EDITORIAL: EPA must face up to a new normal
- EPA officials, led by Scott Pruitt, are uninterested in responding to natural disasters.
- EPA officials had not visited or inspected any of the sites in the immediate aftermath of Harvey.
- It is a basic function of the EPA to help protect the country in the wake of such disasters.
With cleanup efforts in their early stages following Hurricane Harvey’s assault on the Texas coastline, and Florida girding for a possible strike from monster Hurricane Irma, the biggest climatological catastrophe to hit the U.S. this year may still be the Environmental Protection Agency.
Newly installed chief Scott Pruitt and a like-minded cadre of fossil fuel-friendly climate-change deniers are not only not equal to the task of responding to natural disasters, they are not interested.
Consider the agency’s ho-hum reaction to toxic Superfund sites in and around the Houston area — a region replete with industrial and refinery zones — following last weekend’s devastating hurricane.
There are concerns these heavily contaminated sites, some inundated with several feet of rainwater, may be spewing dangerous chemicals and other contaminants. But as the Associated Press reported last week, EPA officials had not visited or inspected any of the sites in the immediate aftermath of Harvey.
While the EPA said it used aerial surveillance to determine 13 of the region’s 41 Superfund sites were flooded and possibly damaged, they contended the locations were inaccessible. How then, did AP reporters visit several of the sites — all but one of which they accessed by foot or car?
Instead of redoubling its efforts to inspect possible safety hazards in the wake of the AP report, the EPA’s Pruitt — taking a page from the book of his boss, President Trump —instead had his agency issue a statement publicly insulting the reporter.
Just what’s needed during a time of crisis.
But ignoring the facts and shooting the messengers is par for the course from this administration, and from its EPA chief, who is actively working to dismantle the very agency with which he has been entrusted.
Pruitt’s short stewardship has been marked by secrecy, evasiveness and contempt for the work of the EPA. Data collection has been curbed, formerly public information has been discontinued, and hundreds of pages on topics such as climate change have been scrubbed from the agency’s website.
It has been nothing less than an all-out assault.
But, as we have noted before, it is reflective of a president who has gone out of his way to put in place agency chiefs intended to undermine the very interests they should be serving. From an Education secretary who seeks to slash funding for public schools, to an attorney general who is actively working to undermine civil rights, to an Energy department run by someone who once called for its abolishment, it has been nothing short of a Bizarro administration.
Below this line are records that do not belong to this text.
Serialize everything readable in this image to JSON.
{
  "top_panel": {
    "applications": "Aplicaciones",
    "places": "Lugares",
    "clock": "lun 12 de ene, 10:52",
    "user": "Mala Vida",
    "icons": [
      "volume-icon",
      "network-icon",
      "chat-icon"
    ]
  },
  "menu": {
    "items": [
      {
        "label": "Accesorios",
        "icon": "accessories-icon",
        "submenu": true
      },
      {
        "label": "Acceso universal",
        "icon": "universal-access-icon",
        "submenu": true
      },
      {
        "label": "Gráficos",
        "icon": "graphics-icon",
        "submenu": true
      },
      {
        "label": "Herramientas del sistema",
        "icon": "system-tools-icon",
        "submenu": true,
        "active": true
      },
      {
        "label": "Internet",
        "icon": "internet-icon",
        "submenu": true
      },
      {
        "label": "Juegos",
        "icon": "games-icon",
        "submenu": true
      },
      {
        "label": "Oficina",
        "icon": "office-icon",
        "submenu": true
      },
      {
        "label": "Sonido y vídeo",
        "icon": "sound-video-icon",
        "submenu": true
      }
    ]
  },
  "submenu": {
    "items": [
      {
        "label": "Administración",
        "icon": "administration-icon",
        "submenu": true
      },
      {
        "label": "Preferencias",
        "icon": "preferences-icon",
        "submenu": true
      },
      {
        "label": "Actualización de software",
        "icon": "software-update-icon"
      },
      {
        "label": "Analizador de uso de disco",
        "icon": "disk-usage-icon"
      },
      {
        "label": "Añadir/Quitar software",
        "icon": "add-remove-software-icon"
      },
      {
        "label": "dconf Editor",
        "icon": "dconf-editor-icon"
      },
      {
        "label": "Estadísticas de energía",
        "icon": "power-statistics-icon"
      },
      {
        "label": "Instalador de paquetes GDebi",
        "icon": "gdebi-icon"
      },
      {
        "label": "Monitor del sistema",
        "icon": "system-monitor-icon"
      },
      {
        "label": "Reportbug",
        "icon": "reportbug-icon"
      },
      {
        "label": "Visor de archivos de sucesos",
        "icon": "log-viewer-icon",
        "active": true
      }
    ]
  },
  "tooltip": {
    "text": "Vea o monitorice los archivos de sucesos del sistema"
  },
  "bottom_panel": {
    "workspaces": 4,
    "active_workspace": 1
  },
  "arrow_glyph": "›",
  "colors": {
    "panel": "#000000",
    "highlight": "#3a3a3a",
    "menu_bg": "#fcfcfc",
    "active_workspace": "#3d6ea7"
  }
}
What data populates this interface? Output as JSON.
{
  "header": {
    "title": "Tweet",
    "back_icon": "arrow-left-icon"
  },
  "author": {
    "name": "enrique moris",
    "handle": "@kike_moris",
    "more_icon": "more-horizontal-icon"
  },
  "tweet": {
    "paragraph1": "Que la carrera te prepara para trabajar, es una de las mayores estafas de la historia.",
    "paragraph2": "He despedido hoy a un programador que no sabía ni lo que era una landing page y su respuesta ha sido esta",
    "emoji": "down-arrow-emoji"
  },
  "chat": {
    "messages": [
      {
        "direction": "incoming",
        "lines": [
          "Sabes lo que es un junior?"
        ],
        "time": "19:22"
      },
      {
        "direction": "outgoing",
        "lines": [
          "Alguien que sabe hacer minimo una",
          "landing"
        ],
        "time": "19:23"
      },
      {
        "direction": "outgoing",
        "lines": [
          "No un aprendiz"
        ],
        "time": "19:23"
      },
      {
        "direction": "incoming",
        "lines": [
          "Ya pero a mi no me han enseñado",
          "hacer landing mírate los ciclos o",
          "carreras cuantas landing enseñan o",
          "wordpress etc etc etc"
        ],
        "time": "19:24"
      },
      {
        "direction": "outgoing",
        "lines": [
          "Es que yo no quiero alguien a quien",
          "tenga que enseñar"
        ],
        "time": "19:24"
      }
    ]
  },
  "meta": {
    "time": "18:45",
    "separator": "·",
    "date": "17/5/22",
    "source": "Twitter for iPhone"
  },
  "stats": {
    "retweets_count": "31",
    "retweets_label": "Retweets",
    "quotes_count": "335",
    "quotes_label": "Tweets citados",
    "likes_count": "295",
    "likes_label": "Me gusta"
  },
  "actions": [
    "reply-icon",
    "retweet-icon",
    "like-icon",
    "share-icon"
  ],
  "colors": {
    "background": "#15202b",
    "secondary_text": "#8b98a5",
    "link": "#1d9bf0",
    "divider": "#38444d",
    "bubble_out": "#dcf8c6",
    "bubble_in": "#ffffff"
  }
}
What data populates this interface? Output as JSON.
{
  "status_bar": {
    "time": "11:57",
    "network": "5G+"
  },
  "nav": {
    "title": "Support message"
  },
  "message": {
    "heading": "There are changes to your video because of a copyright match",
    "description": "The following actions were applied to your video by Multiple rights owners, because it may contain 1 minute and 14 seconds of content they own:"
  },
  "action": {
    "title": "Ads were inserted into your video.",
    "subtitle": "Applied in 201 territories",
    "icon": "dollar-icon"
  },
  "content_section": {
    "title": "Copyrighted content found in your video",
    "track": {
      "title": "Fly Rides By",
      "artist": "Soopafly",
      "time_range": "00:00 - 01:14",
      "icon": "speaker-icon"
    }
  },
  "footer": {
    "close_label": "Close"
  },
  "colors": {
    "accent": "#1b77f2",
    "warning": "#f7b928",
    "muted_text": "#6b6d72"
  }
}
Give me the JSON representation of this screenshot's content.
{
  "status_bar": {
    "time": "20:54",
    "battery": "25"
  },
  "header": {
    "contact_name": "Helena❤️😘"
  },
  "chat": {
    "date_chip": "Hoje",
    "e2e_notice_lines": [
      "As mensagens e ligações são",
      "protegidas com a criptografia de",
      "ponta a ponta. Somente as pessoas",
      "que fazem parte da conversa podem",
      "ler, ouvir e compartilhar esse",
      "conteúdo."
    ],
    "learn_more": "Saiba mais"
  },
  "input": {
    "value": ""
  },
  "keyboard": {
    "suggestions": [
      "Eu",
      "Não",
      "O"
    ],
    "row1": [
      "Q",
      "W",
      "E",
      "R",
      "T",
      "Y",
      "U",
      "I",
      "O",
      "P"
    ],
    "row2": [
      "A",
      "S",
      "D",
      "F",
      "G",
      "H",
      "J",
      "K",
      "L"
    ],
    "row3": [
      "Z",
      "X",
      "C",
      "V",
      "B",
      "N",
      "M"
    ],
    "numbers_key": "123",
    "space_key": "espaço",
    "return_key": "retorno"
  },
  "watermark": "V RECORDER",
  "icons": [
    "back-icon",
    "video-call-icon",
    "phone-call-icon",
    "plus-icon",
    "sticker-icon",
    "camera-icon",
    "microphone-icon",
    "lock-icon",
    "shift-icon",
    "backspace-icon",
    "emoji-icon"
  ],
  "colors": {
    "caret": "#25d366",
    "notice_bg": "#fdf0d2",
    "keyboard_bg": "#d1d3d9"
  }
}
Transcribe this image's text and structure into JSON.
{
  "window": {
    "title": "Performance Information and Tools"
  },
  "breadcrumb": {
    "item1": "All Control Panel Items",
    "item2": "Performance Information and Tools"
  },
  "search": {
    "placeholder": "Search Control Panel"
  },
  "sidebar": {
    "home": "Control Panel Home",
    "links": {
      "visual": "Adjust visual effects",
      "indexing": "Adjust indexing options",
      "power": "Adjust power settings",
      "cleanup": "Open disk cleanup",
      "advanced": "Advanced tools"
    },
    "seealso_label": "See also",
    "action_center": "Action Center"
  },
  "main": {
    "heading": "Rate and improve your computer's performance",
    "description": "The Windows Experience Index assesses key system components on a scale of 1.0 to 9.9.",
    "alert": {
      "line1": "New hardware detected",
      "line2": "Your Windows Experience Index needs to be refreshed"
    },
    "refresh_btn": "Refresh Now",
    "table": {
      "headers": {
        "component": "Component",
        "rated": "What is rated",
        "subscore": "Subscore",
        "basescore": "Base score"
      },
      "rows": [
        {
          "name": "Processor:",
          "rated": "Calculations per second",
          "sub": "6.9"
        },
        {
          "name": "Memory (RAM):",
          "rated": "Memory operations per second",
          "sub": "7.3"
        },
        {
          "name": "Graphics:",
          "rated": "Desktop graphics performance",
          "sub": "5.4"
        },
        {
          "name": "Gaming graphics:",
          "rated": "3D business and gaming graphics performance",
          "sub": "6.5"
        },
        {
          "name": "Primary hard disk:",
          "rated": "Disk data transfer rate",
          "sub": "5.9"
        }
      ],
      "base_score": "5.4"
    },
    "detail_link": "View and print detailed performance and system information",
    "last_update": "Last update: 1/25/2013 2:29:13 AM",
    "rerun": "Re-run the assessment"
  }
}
Still, the hostility EPA leadership demonstrates toward its basic duties in the wake of a serious storm like Hurricane Harvey — when its resources and expertise are most needed — is a dereliction of duty.
And Pruitt’s post-storm preoccupation with tamping down discussion of climate-change aspects of the hurricane is a distraction, a disservice and a disgrace. How can the agency adequately respond to major storms when it refuses to acknowledge their driving forces and the subsequent damage they portend?
As back-to-back hurricanes Harvey and Irma are demonstrating, there is a new climatological normal: Warmer ocean waters are fueling Atlantic storm systems with potentially greater power and more devastating rainfall.
There is little that can be done to prevent these storms from wreaking havoc, but much that will need to be done in response.
It is a basic function of the EPA to help protect the homeland and its people in the wake of such calamities. This mission cannot be met if its leader refuses to put public safety ahead of politics.